Another aspect of this extraterrestrial escapade that audiences will have no problem latching onto is the infectious soundtrack, consisting of such 1970’s classics as “Hooked On A Feeling,” and “Cherry Bomb,” which Quill plays on his vintage Sony Walkman – a relic of his 1980’s childhood on earth, before he was abducted into space. And unlike most films, which merely tack on songs once filming is complete, for Gunn, the music was essential to the storyline. “The Walkman and the cassette tape are really this character’s connection to his home planet of earth. That’s the emotional center. The MacGuffin is the orb that everyone’s chasing after, but the emotional center is the Walkman. All the songs were written into the screenplay, so they were in there from the ground floor up.”
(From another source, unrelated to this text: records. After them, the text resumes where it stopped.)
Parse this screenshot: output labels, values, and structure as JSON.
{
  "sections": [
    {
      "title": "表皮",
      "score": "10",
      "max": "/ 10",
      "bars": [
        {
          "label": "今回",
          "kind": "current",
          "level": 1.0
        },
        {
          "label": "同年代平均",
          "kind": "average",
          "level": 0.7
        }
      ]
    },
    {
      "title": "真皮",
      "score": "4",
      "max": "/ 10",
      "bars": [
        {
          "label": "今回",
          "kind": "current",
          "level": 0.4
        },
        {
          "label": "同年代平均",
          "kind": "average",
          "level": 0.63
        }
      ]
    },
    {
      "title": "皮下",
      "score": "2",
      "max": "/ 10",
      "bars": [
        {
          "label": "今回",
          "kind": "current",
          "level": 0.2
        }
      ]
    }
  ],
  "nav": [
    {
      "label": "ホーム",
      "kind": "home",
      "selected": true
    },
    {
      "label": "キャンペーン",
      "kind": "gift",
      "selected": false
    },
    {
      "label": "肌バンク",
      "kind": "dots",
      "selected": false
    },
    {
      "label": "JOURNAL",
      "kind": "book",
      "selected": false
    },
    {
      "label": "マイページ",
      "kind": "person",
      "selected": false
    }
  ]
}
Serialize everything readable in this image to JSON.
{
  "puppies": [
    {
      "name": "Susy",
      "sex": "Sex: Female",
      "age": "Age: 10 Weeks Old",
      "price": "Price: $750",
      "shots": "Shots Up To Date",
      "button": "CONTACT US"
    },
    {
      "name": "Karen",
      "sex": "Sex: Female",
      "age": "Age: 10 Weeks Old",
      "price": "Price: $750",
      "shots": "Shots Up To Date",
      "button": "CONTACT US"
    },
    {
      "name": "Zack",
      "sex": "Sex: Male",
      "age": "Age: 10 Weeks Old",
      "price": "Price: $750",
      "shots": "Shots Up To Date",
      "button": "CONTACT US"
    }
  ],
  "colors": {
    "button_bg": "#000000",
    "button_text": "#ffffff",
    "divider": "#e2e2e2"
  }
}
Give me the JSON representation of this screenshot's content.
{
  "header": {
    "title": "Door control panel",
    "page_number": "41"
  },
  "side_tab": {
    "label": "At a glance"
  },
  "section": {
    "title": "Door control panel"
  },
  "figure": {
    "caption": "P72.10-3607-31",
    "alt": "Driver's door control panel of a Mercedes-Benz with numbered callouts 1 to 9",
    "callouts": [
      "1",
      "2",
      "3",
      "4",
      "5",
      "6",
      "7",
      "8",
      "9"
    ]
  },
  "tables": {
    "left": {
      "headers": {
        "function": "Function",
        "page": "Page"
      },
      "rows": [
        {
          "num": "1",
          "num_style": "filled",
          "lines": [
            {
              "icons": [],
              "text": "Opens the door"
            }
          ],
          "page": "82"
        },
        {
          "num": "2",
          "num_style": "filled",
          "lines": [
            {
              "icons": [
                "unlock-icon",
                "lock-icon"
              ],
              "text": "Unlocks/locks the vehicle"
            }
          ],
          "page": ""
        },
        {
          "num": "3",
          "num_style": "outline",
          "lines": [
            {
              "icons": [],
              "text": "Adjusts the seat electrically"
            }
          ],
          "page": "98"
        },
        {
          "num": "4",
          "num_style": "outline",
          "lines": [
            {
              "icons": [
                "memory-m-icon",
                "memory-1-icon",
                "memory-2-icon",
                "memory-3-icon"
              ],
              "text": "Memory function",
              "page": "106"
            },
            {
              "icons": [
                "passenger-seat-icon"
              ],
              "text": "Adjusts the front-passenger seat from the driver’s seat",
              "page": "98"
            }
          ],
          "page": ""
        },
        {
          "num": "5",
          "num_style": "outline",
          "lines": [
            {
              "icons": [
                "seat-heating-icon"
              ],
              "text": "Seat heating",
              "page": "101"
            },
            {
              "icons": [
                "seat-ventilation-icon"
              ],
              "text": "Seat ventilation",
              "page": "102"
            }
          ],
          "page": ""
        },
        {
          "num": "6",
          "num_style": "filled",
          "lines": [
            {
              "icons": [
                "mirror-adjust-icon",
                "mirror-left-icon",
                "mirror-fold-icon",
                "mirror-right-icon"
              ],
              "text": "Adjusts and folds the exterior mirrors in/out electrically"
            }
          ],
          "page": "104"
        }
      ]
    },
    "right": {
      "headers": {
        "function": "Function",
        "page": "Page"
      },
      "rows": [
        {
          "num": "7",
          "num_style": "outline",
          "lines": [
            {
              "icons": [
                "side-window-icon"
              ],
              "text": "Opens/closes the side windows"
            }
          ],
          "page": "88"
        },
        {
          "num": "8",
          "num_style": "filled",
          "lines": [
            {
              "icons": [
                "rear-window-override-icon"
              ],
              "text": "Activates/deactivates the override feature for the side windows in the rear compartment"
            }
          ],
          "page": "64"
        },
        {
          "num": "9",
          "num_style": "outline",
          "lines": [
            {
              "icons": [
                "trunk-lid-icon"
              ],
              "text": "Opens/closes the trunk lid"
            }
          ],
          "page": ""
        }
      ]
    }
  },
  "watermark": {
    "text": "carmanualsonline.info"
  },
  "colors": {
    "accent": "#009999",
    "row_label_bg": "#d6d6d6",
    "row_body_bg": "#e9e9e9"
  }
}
Between the out-of-this-world action sequences (all shot in eye-popping 3D), the A-list ensemble cast, the superb storyline that adeptly juggles humor, action and drama, and the nostalgic soundtrack, “Guardians Of The Galaxy” is a summer spectacle to look out for when it comes flying into your orbit on August 1st.
By Lucas Mirabella
Rated PG-13 for intense sequences of sci-fi violence and action, and for some language.
Running Time: 121 Minutes